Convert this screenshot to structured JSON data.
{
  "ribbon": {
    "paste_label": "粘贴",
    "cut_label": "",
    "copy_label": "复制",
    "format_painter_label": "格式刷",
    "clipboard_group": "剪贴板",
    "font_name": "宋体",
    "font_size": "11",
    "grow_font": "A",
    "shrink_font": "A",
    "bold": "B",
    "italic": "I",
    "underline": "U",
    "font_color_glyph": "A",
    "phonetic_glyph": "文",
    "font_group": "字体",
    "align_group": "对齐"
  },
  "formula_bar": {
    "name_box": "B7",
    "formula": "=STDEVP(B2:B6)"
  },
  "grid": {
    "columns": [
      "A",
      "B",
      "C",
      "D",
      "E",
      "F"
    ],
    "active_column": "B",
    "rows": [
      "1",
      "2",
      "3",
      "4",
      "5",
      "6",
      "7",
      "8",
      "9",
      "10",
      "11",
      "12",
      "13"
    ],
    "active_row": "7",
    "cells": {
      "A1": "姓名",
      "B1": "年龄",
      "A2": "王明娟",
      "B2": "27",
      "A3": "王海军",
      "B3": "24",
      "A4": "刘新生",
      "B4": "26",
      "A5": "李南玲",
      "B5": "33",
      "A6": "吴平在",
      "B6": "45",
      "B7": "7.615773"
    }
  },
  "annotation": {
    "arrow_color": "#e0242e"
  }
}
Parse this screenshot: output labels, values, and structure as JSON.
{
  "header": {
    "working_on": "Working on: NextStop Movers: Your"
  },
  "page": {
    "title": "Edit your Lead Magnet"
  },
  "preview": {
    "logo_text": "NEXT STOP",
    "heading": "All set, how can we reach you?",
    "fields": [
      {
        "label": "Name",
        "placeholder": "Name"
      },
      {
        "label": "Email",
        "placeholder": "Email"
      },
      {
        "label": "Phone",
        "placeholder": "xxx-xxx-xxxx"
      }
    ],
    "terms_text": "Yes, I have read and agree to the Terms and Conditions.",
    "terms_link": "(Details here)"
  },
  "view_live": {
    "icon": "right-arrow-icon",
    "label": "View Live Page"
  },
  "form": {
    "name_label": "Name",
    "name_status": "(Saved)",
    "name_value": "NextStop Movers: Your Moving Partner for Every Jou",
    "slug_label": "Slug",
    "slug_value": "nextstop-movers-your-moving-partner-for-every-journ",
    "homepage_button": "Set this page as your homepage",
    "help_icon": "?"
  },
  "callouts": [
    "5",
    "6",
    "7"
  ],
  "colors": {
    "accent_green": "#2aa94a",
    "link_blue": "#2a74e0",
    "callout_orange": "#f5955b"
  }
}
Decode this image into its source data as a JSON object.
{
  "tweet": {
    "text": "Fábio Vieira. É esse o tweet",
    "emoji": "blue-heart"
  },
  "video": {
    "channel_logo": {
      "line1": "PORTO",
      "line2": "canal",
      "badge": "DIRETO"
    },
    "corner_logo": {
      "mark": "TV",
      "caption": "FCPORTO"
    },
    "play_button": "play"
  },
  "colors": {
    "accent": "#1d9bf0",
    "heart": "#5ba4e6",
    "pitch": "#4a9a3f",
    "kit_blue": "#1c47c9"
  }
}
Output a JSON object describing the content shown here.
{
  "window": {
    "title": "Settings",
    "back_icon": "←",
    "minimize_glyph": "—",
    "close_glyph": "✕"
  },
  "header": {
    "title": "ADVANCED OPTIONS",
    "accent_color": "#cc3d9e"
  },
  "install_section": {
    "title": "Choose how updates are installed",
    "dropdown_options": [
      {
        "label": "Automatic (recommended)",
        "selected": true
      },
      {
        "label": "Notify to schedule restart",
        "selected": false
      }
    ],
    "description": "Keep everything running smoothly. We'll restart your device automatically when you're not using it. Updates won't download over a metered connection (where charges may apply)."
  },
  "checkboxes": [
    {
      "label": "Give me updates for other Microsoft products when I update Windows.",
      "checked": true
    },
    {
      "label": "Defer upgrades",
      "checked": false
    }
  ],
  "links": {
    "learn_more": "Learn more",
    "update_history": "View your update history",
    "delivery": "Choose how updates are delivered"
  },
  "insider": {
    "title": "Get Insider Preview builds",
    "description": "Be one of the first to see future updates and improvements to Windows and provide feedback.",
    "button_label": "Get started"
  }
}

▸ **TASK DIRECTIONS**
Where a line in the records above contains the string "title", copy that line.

▸ **ANSWER SECTION**
    "title": "Edit your Lead Magnet"
    "title": "Settings",
    "title": "ADVANCED OPTIONS",
    "title": "Choose how updates are installed",
    "title": "Get Insider Preview builds",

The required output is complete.